I live in a house that was built in the mid 80's. I am the second owner of the house. The first owners ad the house built and it's been interesting finding out all the weird choices they made during that process. The house is well designed with a large kitchen and master suite. It has a walk-out finished basement with three rooms, a utility room and two others, one was called the exercise room and the largest was used for a business they had. It seemed odd to me that there was no bath on that level. I know that if I had planned an exercise room, I'd have a bath close to it, one with at least a stall shower in it. But no, you have to go up two floors to get to a shower and one to get to a sink. They had extra heavy duty wiring run throughout the house. In fact, it's so heavy duty that the quick connects you find on sockets and wall switches can't be used because the wire won't fit. I do a little electrical work in my house, like changing wall switches, sockets and light fixtures. I've even changed circuit breakers in the main box. But then my dad trained as an electrician and taught me how to do those things. The master bath was finished very modestly. The bath is huge, at least 12' by 15'. But it only has a toilet and a combo tub /shower. The sink is in a separate area with a closet, a small dressing area. Over the years I've had it, since 1998, I've replaced the roof, some of the plumbing, furnace, water heater and air conditioner. Now I'm replacing all the windows and redoing the landscaping. I can see how the economy is still not that great. I use a website called Service Magic to find contractors for the larger jobs around the house. Within 15 min of finishing the request for contractors to give me an estimate, they were calling. So now I am scheduling people to come to the house and give me estimates. And I need to clean up.

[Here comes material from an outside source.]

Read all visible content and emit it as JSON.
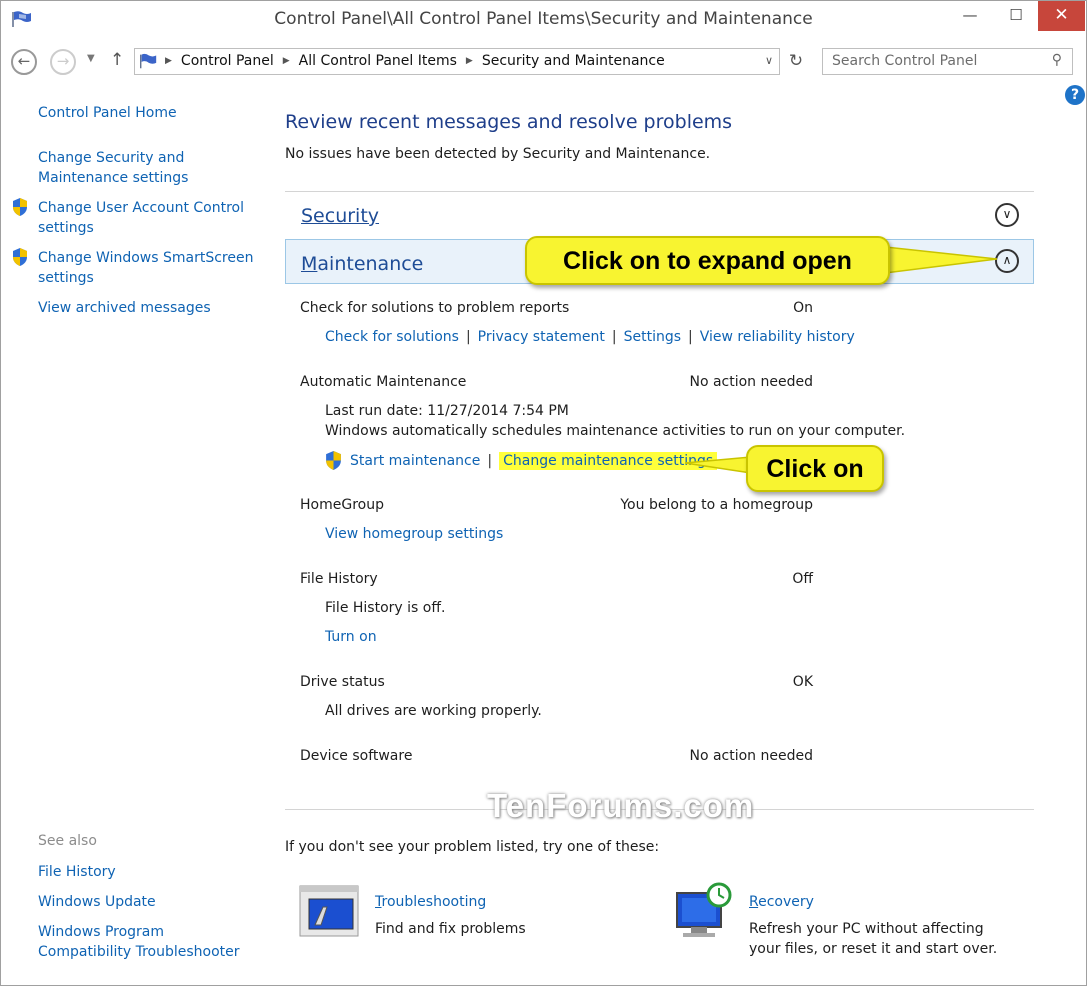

On the knitting front, I couldn't resist casting on for something new. I casted on for the June KAL in the Icelandic lace Yahoo group. It's called the Lacy shawl by Rowan. The chart is horrible. It was unreadable in the original published form. One member, De-De, redid the chart, finding there was a 14 stitch repeat in the pattern. The chart did not address the end of the shawl, just stating to keep decreasing until there are 5 stitches left where you switch to stockinette stitch and keep decreasing to 3 stitches for the bind off, basically 4 rows of stockinette to finish. Plus it's done in Rowan's Kid Silk Haze, a fluffy mohair, that is horrible to frog. However, it does hold a stitch, so if you have some slide off the needle, you can easily get them back on without any laddering. I chose a color called Majestic. It's a grayed pale lilac that should go well with my wardrobe. It's knit as a top down single triangle, so I had 268 stitches to cast on a 6.0 mm (US 10) needle. I used a cable cast on because 1) it's very stretchy and 2) it doesn't require me to figure out how long a tail is needed. I just need to leave some tail, make a slip knot on the needle, then go. I don't have to rip it out because I didn't leave enough of a tail. I use the cable cast on when I need a stretchy cast on, like cuff down socks, and where I have a lot of stitches to cast on. It's very stable and easy to do. It's a good one to add to your repertoire. As for my challenge top, I did work on it and I've gotten all the armhole shaping done. It's down to below 100 stitches so it will move along quickly. And I shouldn't have to do any edging unless I want to since it's in moss stitch.
I think I glossed over something in my last post that's really important. That is a gauge swatch. I ALWAYS do a gauge swatch. It was instilled in me by my mother who taught me to knit at a young age. She always made gauge with the suggested size needles, even with a substitute yarn. But she always checked and so do I. It's especially important if you are substituting yarns. I also use a lot of yarns that are leftovers from knitting mills. These yarns are oiled for machine knitting but I hand knit with them. I need to remove the oil and let the yarn bloom before I can tell how it will look in the final garment. You also need to see the drape of the yarn at the suggested gauge. It might be too drapey or stiff for your liking. You then may want to rethink the project, change the yarn, change the pattern or change both. A good gauge swatch can help in so many ways. I used to do a 20 stitch gauge swatch because I never used to do anything other than a sport or worsted weight yarn. They were always between 4 and 5 inches, enough stitches to measure accurately. Now I make sure I have 2 pattern repeats at a minimum, unless it's a huge repeat, 30 stitches or more, or 4 inches based on the reported gauge on the label from the manufacturer. Then I add at least 6 more stitches to have an edge of 3 garter stitches and a field of 4" in whatever the gauge pattern states. I mean if the pattern gauge is in a lace pattern like feather and fan, you should use feather and fan for the swatch. If it's a 2 by 2 right cross over cable on a reverse stockinette field with 10 stitches between cables, then you use as many cables with 10 stitches in between as allowed by the number of stitches. If there is no pattern stated for the gauge, the default is stockinette stitch. Remember, ding a gauge swatch can save much frustration, many disasters, and trips to the frog pond. Until next time, Bye.